It is estimated that during Bloody Mary’s reign as many as eight hundred reformers fled England to seek shelter on the Continent. Some settled in Strasburg, some in Zurich, and some in Frankfort. Many settled in Geneva, the “Holy City of the Alps,” where Protestantism was supreme. The city was under the control of the famed scholar, John Calvin, with the assistance of Theodore Beza. By 1556 a sizeable English-speaking congregation had formed in Geneva with Scottish reformer John Knox serving as pastor. William Whittingham, a tremendous scholar who according to tradition married a sister of Calvin’s wife, succeeded Knox as pastor in 1557.
Immediately after the release of Whittingham’s 1557 New Testament, the English exiles entered upon a revision of the whole Bible. Assisted by Beza and possibly Calvin himself, several English exiles were involved in the translating, but it is impossible to say how many. Miles Coverdale, who produced the Coverdale and Great Bibles, resided in Geneva for a time and may have assisted, and a similar claim may be advanced in favor of John Knox.

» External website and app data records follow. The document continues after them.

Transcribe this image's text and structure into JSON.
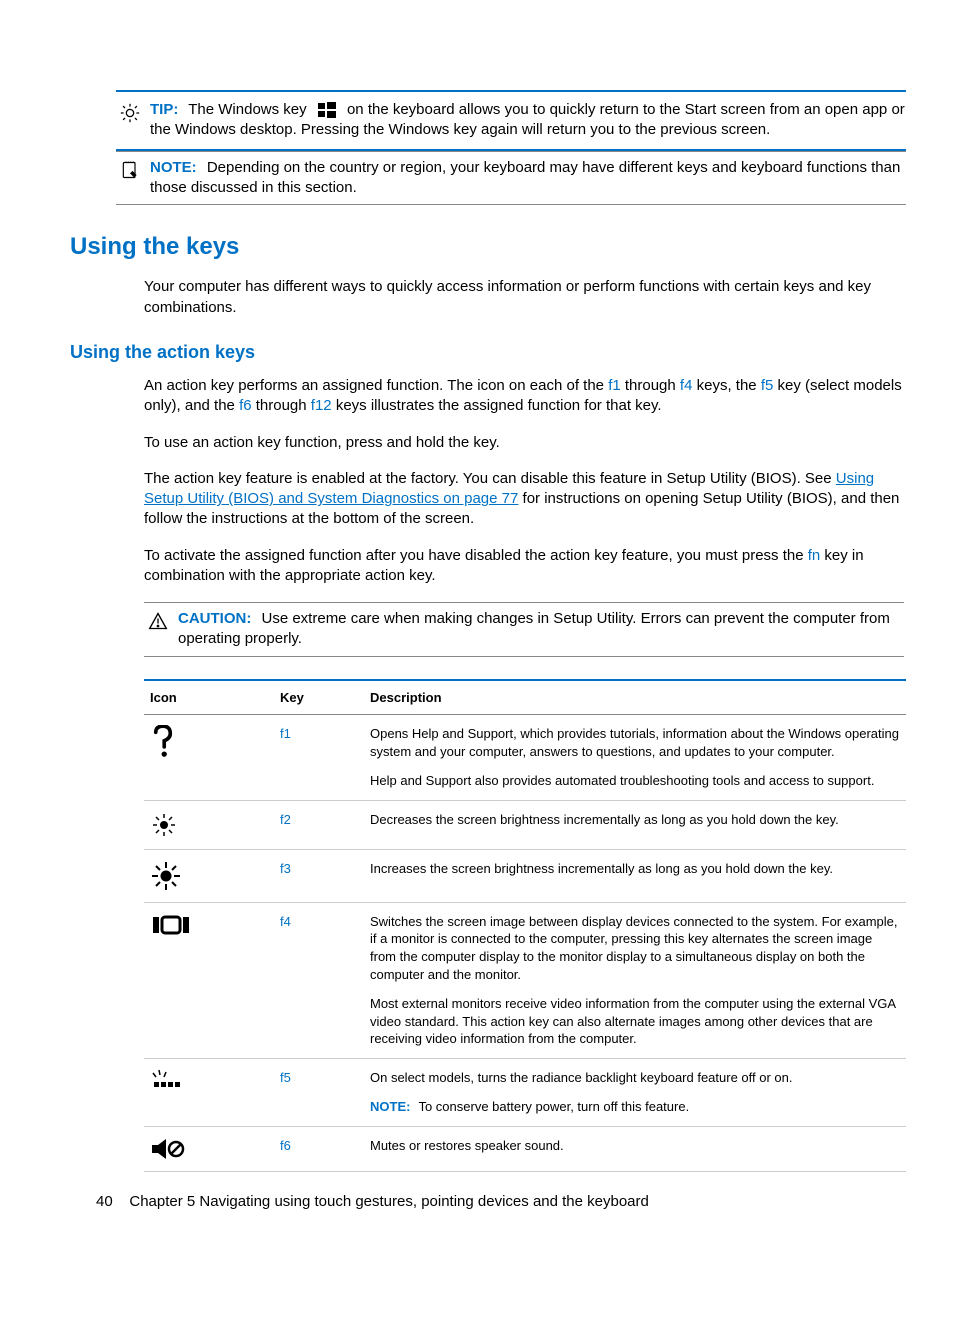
{
  "callouts": {
    "tip": {
      "label": "TIP:",
      "text_a": "The Windows key",
      "text_b": "on the keyboard allows you to quickly return to the Start screen from an open app or the Windows desktop. Pressing the Windows key again will return you to the previous screen."
    },
    "note": {
      "label": "NOTE:",
      "text": "Depending on the country or region, your keyboard may have different keys and keyboard functions than those discussed in this section."
    },
    "caution": {
      "label": "CAUTION:",
      "text": "Use extreme care when making changes in Setup Utility. Errors can prevent the computer from operating properly."
    }
  },
  "headings": {
    "h2": "Using the keys",
    "h3": "Using the action keys"
  },
  "paragraphs": {
    "intro": "Your computer has different ways to quickly access information or perform functions with certain keys and key combinations.",
    "action1_a": "An action key performs an assigned function. The icon on each of the ",
    "action1_b": " through ",
    "action1_c": " keys, the ",
    "action1_d": " key (select models only), and the ",
    "action1_e": " through ",
    "action1_f": " keys illustrates the assigned function for that key.",
    "f1": "f1",
    "f4": "f4",
    "f5": "f5",
    "f6": "f6",
    "f12": "f12",
    "action2": "To use an action key function, press and hold the key.",
    "action3_a": "The action key feature is enabled at the factory. You can disable this feature in Setup Utility (BIOS). See ",
    "action3_link": "Using Setup Utility (BIOS) and System Diagnostics on page 77",
    "action3_b": " for instructions on opening Setup Utility (BIOS), and then follow the instructions at the bottom of the screen.",
    "action4_a": "To activate the assigned function after you have disabled the action key feature, you must press the ",
    "fn": "fn",
    "action4_b": " key in combination with the appropriate action key."
  },
  "table": {
    "headers": {
      "icon": "Icon",
      "key": "Key",
      "desc": "Description"
    },
    "rows": [
      {
        "icon": "help-icon",
        "key": "f1",
        "desc": [
          "Opens Help and Support, which provides tutorials, information about the Windows operating system and your computer, answers to questions, and updates to your computer.",
          "Help and Support also provides automated troubleshooting tools and access to support."
        ]
      },
      {
        "icon": "brightness-down-icon",
        "key": "f2",
        "desc": [
          "Decreases the screen brightness incrementally as long as you hold down the key."
        ]
      },
      {
        "icon": "brightness-up-icon",
        "key": "f3",
        "desc": [
          "Increases the screen brightness incrementally as long as you hold down the key."
        ]
      },
      {
        "icon": "switch-display-icon",
        "key": "f4",
        "desc": [
          "Switches the screen image between display devices connected to the system. For example, if a monitor is connected to the computer, pressing this key alternates the screen image from the computer display to the monitor display to a simultaneous display on both the computer and the monitor.",
          "Most external monitors receive video information from the computer using the external VGA video standard. This action key can also alternate images among other devices that are receiving video information from the computer."
        ]
      },
      {
        "icon": "backlight-keyboard-icon",
        "key": "f5",
        "desc": [
          "On select models, turns the radiance backlight keyboard feature off or on."
        ],
        "note": {
          "label": "NOTE:",
          "text": "To conserve battery power, turn off this feature."
        }
      },
      {
        "icon": "mute-icon",
        "key": "f6",
        "desc": [
          "Mutes or restores speaker sound."
        ]
      }
    ]
  },
  "footer": {
    "page": "40",
    "chapter": "Chapter 5   Navigating using touch gestures, pointing devices and the keyboard"
  }
}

The famed sixteenth-century English historian, John Foxe, was also in refuge in Switzerland during this time. Yet the chief credit belongs to William Whittingham, who was probably assisted by Thomas Sampson, Anthony Gilby, and possibly William Cole, William Kethe, John Baron, John Pullain, and John Bodley.

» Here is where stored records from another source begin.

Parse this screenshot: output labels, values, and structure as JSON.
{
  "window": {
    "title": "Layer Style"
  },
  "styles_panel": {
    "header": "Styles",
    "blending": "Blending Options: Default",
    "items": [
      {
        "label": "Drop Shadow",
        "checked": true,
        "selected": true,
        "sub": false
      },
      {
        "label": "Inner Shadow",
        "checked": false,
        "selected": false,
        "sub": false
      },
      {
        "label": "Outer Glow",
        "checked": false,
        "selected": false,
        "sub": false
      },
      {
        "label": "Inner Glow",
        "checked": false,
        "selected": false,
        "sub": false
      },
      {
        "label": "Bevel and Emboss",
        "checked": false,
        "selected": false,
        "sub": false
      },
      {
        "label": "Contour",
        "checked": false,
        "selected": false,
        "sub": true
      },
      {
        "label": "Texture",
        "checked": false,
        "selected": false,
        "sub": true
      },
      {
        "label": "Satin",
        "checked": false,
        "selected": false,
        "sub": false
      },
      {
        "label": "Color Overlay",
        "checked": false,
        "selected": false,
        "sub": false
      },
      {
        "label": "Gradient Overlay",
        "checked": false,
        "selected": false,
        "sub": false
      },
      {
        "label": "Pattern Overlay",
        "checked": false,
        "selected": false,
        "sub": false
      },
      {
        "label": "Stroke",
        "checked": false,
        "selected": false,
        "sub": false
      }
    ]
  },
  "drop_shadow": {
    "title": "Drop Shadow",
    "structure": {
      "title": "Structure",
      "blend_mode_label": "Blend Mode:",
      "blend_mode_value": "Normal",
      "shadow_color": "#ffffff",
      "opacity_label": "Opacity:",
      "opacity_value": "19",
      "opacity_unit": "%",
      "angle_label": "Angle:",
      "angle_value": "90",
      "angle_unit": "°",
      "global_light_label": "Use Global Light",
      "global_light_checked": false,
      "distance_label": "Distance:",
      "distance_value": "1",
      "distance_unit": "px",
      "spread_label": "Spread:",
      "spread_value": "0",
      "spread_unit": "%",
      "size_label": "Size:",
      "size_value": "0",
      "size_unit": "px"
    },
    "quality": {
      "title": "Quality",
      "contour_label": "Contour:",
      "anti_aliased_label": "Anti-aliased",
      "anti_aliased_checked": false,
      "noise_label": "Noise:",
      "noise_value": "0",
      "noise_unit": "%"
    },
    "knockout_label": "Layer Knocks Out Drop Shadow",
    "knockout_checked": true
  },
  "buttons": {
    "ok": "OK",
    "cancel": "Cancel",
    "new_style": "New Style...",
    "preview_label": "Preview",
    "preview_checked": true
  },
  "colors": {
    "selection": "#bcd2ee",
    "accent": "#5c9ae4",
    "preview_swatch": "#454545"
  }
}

The Old Testament from Genesis through 2 Chronicles and the New Testament were merely revisions of Tyndale’s previous monumental efforts. The works of Coverdale, Rogers, and Cranmer were also consulted, and the English exiles completed a careful collation of Hebrew and Greek originals. They compared Latin versions, especially Beza’s, and the standard French and German versions as well.

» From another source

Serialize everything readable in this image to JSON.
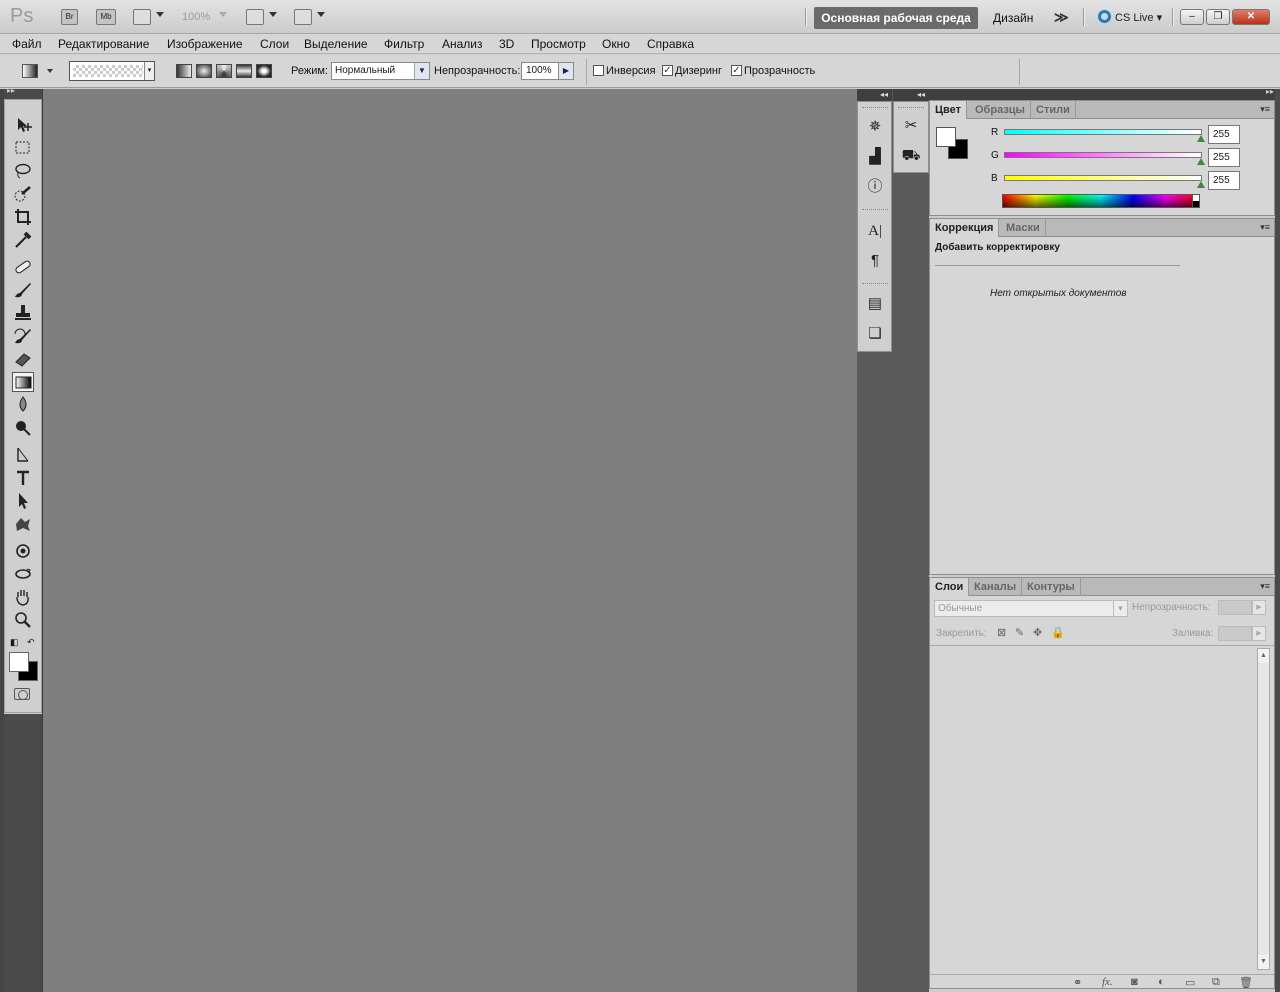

While Coverdale’s, Matthew’s, and the Great Bible were merely revisions of Tyndale’s translations from the original Hebrew and Greek, the Geneva Bible charted new ground. The scholarly English refugees in Geneva completed the translation of the remainder of the Old Testament directly from Hebrew into English for the first time. Tyndale had only translated the Hebrew (Masoretic) text up to 2 Chronicles before he was imprisoned in 1535, and it was not until this handful of scholars assembled in refuge in Geneva that there was sufficient familiarity with Hebrew among reformers to complete the translation of the Old Testament directly from Hebrew. Thus, the English scholars who escaped persecution in their native land and resided in Geneva produced the first English Bible ever completely translated from the original languages.
The work took over two years, and in 1560 the world witnessed a new English Bible, which is now known as the “Geneva Bible.” In a simple prefatory note, the Geneva Bible was dedicated to “Bloody Mary’s” successor, Queen Elizabeth I, the daughter of Henry VIII and Anne Bolyen.